__Work to complete__: Give back the whole listing verbatim, printing none of its pictures.

__Recorded data__:
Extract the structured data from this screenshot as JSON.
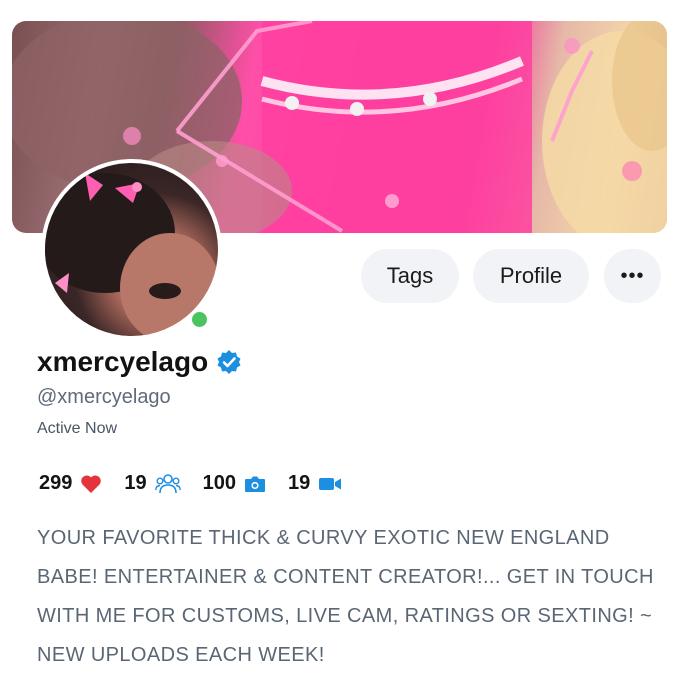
{
  "profile": {
    "name": "xmercyelago",
    "handle": "@xmercyelago",
    "status": "Active Now",
    "bio": "YOUR FAVORITE THICK & CURVY EXOTIC NEW ENGLAND BABE! ENTERTAINER & CONTENT CREATOR!... GET IN TOUCH WITH ME FOR CUSTOMS, LIVE CAM, RATINGS OR SEXTING! ~ NEW UPLOADS EACH WEEK!"
  },
  "actions": {
    "tags_label": "Tags",
    "profile_label": "Profile",
    "more_label": "•••"
  },
  "stats": {
    "likes": "299",
    "subscribers": "19",
    "photos": "100",
    "videos": "19"
  },
  "icons": {
    "likes": "heart-icon",
    "subscribers": "users-icon",
    "photos": "camera-icon",
    "videos": "video-icon",
    "verified": "verified-check-icon"
  },
  "colors": {
    "accent_blue": "#1d8fe1",
    "heart_red": "#e4343b",
    "online_green": "#4cc35e",
    "button_bg": "#f1f3f6",
    "bio_text": "#5b6675"
  }
}
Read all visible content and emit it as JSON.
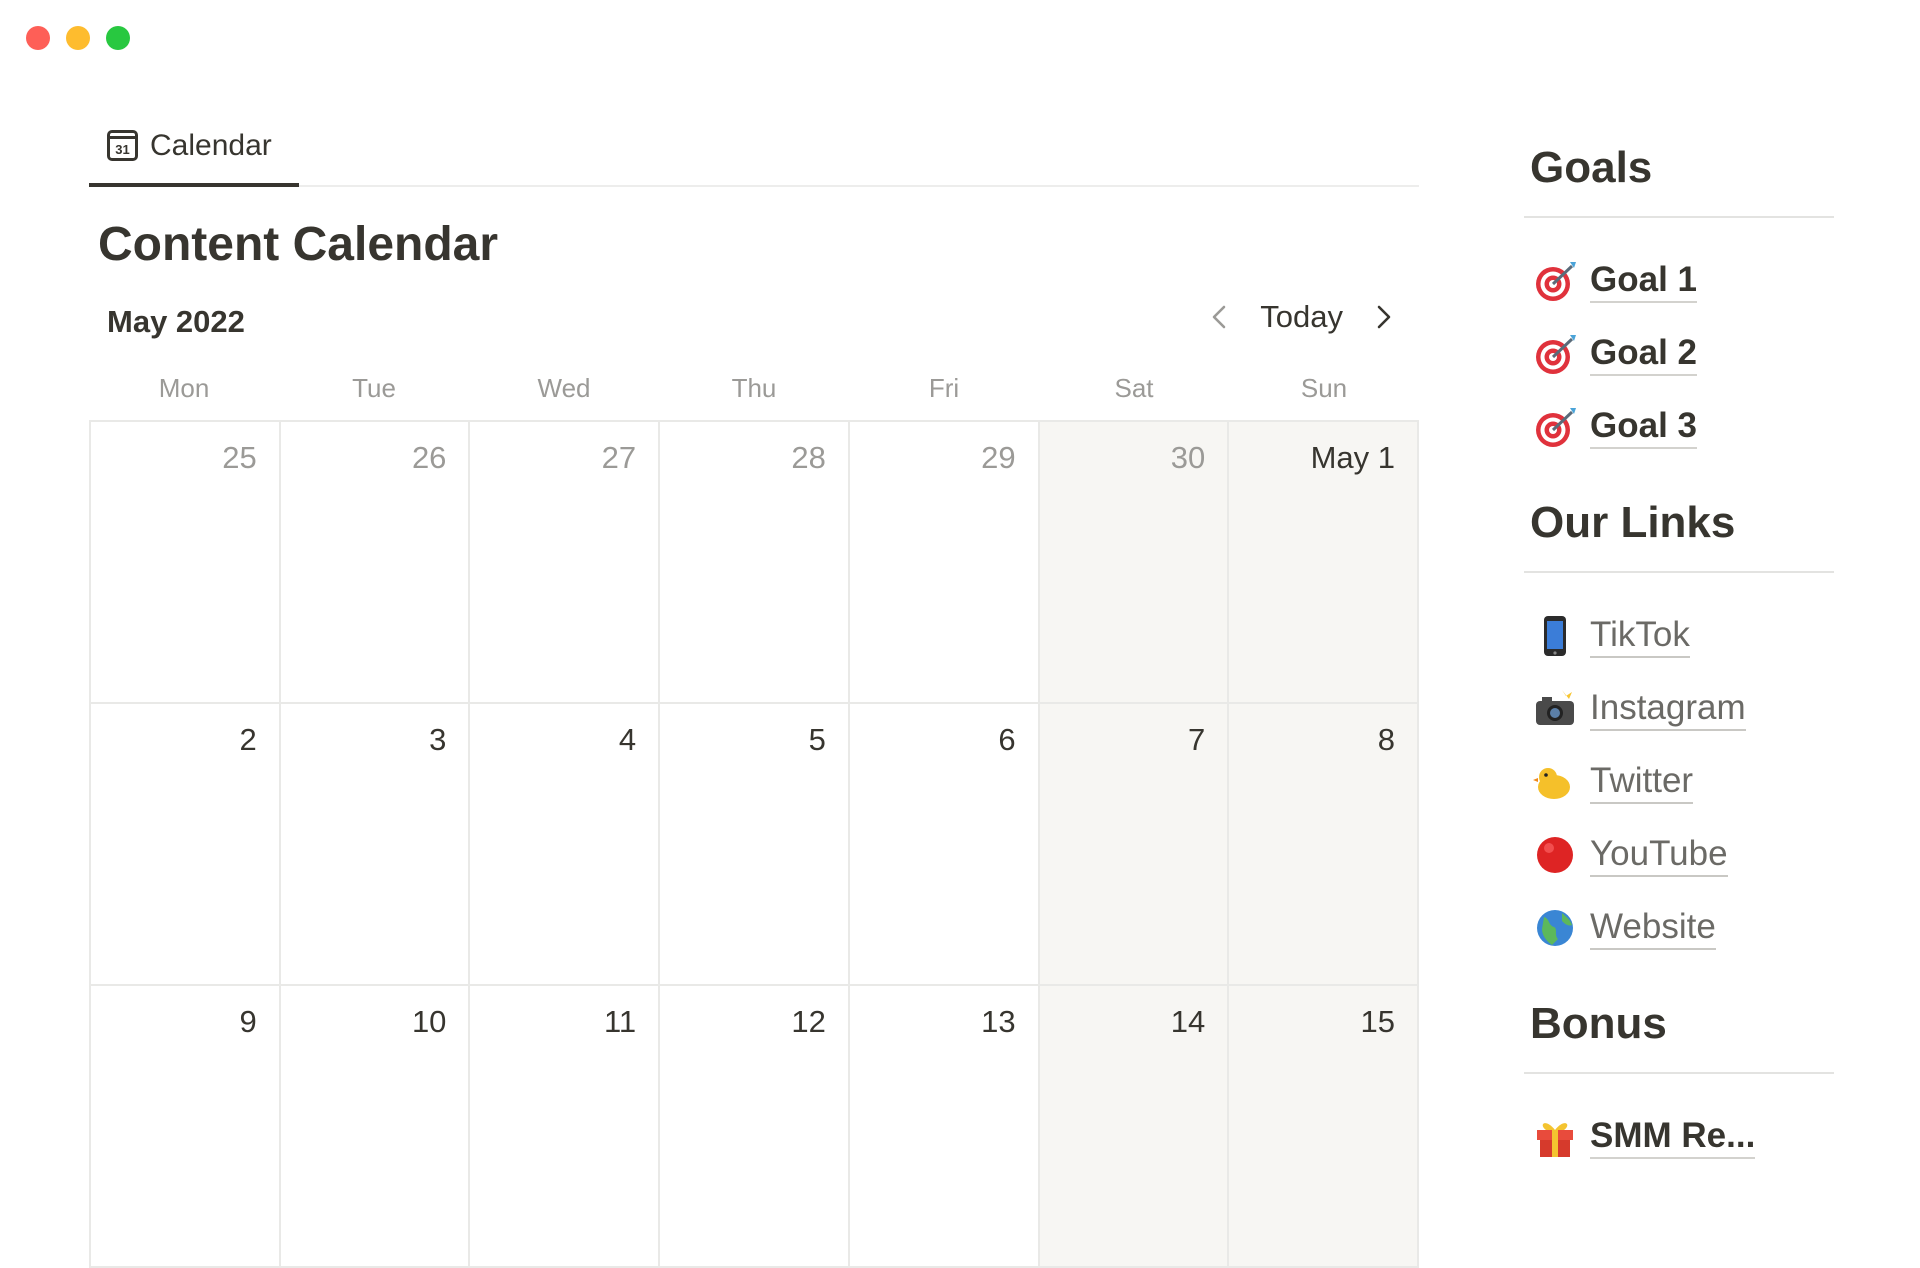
{
  "tab": {
    "label": "Calendar",
    "icon": "calendar-icon",
    "icon_text": "31"
  },
  "page": {
    "title": "Content Calendar"
  },
  "calendar": {
    "month": "May 2022",
    "today_label": "Today",
    "weekdays": [
      "Mon",
      "Tue",
      "Wed",
      "Thu",
      "Fri",
      "Sat",
      "Sun"
    ],
    "weeks": [
      [
        {
          "label": "25",
          "muted": true
        },
        {
          "label": "26",
          "muted": true
        },
        {
          "label": "27",
          "muted": true
        },
        {
          "label": "28",
          "muted": true
        },
        {
          "label": "29",
          "muted": true
        },
        {
          "label": "30",
          "muted": true
        },
        {
          "label": "May 1",
          "muted": false
        }
      ],
      [
        {
          "label": "2"
        },
        {
          "label": "3"
        },
        {
          "label": "4"
        },
        {
          "label": "5"
        },
        {
          "label": "6"
        },
        {
          "label": "7"
        },
        {
          "label": "8"
        }
      ],
      [
        {
          "label": "9"
        },
        {
          "label": "10"
        },
        {
          "label": "11"
        },
        {
          "label": "12"
        },
        {
          "label": "13"
        },
        {
          "label": "14"
        },
        {
          "label": "15"
        }
      ]
    ]
  },
  "sidebar": {
    "goals": {
      "title": "Goals",
      "items": [
        {
          "label": "Goal 1",
          "icon": "target-icon"
        },
        {
          "label": "Goal 2",
          "icon": "target-icon"
        },
        {
          "label": "Goal 3",
          "icon": "target-icon"
        }
      ]
    },
    "links": {
      "title": "Our Links",
      "items": [
        {
          "label": "TikTok",
          "icon": "phone-icon"
        },
        {
          "label": "Instagram",
          "icon": "camera-flash-icon"
        },
        {
          "label": "Twitter",
          "icon": "chick-icon"
        },
        {
          "label": "YouTube",
          "icon": "red-circle-icon"
        },
        {
          "label": "Website",
          "icon": "globe-icon"
        }
      ]
    },
    "bonus": {
      "title": "Bonus",
      "items": [
        {
          "label": "SMM Re...",
          "icon": "gift-icon"
        }
      ]
    }
  },
  "colors": {
    "text": "#37352f",
    "muted": "#9b9a97",
    "weekend_bg": "#f7f6f3",
    "border": "#e9e9e7"
  }
}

__Exercise answer__:
Extract the structured data from this screenshot as JSON.
{
  "profile": {
    "name": "xmercyelago",
    "handle": "@xmercyelago",
    "status": "Active Now",
    "bio": "YOUR FAVORITE THICK & CURVY EXOTIC NEW ENGLAND BABE! ENTERTAINER & CONTENT CREATOR!... GET IN TOUCH WITH ME FOR CUSTOMS, LIVE CAM, RATINGS OR SEXTING! ~ NEW UPLOADS EACH WEEK!"
  },
  "actions": {
    "tags_label": "Tags",
    "profile_label": "Profile",
    "more_label": "•••"
  },
  "stats": {
    "likes": "299",
    "subscribers": "19",
    "photos": "100",
    "videos": "19"
  },
  "icons": {
    "likes": "heart-icon",
    "subscribers": "users-icon",
    "photos": "camera-icon",
    "videos": "video-icon",
    "verified": "verified-check-icon"
  },
  "colors": {
    "accent_blue": "#1d8fe1",
    "heart_red": "#e4343b",
    "online_green": "#4cc35e",
    "button_bg": "#f1f3f6",
    "bio_text": "#5b6675"
  }
}
Read all visible content and emit it as JSON.
{
  "tab": {
    "label": "Calendar",
    "icon": "calendar-icon",
    "icon_text": "31"
  },
  "page": {
    "title": "Content Calendar"
  },
  "calendar": {
    "month": "May 2022",
    "today_label": "Today",
    "weekdays": [
      "Mon",
      "Tue",
      "Wed",
      "Thu",
      "Fri",
      "Sat",
      "Sun"
    ],
    "weeks": [
      [
        {
          "label": "25",
          "muted": true
        },
        {
          "label": "26",
          "muted": true
        },
        {
          "label": "27",
          "muted": true
        },
        {
          "label": "28",
          "muted": true
        },
        {
          "label": "29",
          "muted": true
        },
        {
          "label": "30",
          "muted": true
        },
        {
          "label": "May 1",
          "muted": false
        }
      ],
      [
        {
          "label": "2"
        },
        {
          "label": "3"
        },
        {
          "label": "4"
        },
        {
          "label": "5"
        },
        {
          "label": "6"
        },
        {
          "label": "7"
        },
        {
          "label": "8"
        }
      ],
      [
        {
          "label": "9"
        },
        {
          "label": "10"
        },
        {
          "label": "11"
        },
        {
          "label": "12"
        },
        {
          "label": "13"
        },
        {
          "label": "14"
        },
        {
          "label": "15"
        }
      ]
    ]
  },
  "sidebar": {
    "goals": {
      "title": "Goals",
      "items": [
        {
          "label": "Goal 1",
          "icon": "target-icon"
        },
        {
          "label": "Goal 2",
          "icon": "target-icon"
        },
        {
          "label": "Goal 3",
          "icon": "target-icon"
        }
      ]
    },
    "links": {
      "title": "Our Links",
      "items": [
        {
          "label": "TikTok",
          "icon": "phone-icon"
        },
        {
          "label": "Instagram",
          "icon": "camera-flash-icon"
        },
        {
          "label": "Twitter",
          "icon": "chick-icon"
        },
        {
          "label": "YouTube",
          "icon": "red-circle-icon"
        },
        {
          "label": "Website",
          "icon": "globe-icon"
        }
      ]
    },
    "bonus": {
      "title": "Bonus",
      "items": [
        {
          "label": "SMM Re...",
          "icon": "gift-icon"
        }
      ]
    }
  },
  "colors": {
    "text": "#37352f",
    "muted": "#9b9a97",
    "weekend_bg": "#f7f6f3",
    "border": "#e9e9e7"
  }
}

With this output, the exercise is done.